Associate Professor Andrea Bechert, Department of Television, Radio, Film & Theatre, designed the sets for the Center Repertory Theatre’s April production of Sisters Matsumoto, a play by Philip Kan Gotanda exploring the return of three sisters to their Stockton farm post-World War II. Bechert’s scenic design talents are currently on display at The Mountain Play’s production of Beauty and the Beast. Performances run until June 18 at Cushing Memorial Amphitheatre in Marin.

Associate Professor Christine Hagie, chair of the Department of Special Education, joined the board of Second Start Learning Disabilities Programs. Founded in San Jose in 1974, the organization provides individualized learning programs for students diagnosed on the autism spectrum and those with similar learning disorders.

Lecturer Michael Hernandez, School of Music and Dance, soprano saxophonist and founder of the Mana Quartet, performed at Jamestown Community College’s Scharmann Theatre on April 12. The concert featured works by Quantz, Singelée, Brahms and Piazzolla. Hernandez, who as been featured on NPR’s “Performance Today,” is also a D’Addario Performing Artist.

Released this month: “Chapter Five” (OA2 Records) by the Bicoastal Collective, one half of which is School of Music and Dance Professor Aaron Lington, a baritone saxophonist. Lington shares writing and arranging credits with trumpeter and long-time collaborator Paul Tynan, who is based in Nova Scotia, hence the name of their duo. The two met in the master’s program at the University of North Texas. This, their fifth album together, was recorded with an 18-piece big band. “It’s always been our dream to do a big-band record, and we were finally able to make this happen,” Lington said. Read more online.

Center for Literary Arts Director and Department of English Associate Professor Cathleen Miller received a 2017 Silicon Valley Artist Laureate award in recognition of her creative accomplishments and community arts involvement. She is the author of The Birdhouse Chronicles: Survivng the Joys of Country Life and Champion of Choice, a biography of UN leader Nafis Sadik, named by Booklist as one of the top ten biographies of 2013. Miller also serves as editor-in-chief of SJSU’s Reed Magazine. Read more online.

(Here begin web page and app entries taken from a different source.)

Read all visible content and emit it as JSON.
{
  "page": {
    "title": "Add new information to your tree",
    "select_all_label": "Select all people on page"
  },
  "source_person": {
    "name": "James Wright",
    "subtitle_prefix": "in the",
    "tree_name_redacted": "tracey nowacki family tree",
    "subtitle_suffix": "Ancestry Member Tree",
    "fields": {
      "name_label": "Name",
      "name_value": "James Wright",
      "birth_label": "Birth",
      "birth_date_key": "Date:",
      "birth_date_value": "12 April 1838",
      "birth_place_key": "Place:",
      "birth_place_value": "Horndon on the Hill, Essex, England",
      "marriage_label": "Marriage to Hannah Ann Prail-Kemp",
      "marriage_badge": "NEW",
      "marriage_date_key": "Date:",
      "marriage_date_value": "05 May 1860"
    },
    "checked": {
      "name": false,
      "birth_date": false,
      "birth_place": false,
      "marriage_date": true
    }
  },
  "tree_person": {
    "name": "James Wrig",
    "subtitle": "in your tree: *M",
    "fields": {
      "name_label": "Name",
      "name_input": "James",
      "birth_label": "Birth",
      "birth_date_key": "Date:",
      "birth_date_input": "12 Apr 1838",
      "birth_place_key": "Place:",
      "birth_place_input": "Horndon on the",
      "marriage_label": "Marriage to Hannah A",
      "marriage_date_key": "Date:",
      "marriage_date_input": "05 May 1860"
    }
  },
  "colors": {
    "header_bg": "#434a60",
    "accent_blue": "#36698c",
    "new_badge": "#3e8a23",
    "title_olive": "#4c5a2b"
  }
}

“A landmark day for San Jose State University and Armenian people,” reported The Armenian Mirror-Spectator on the occasion of President Mary Papazian’s inauguration this month as the university’s 30th president. Papazian is the first Armenian woman president of a California State University campus and only the third woman president of SJSU. Read more online.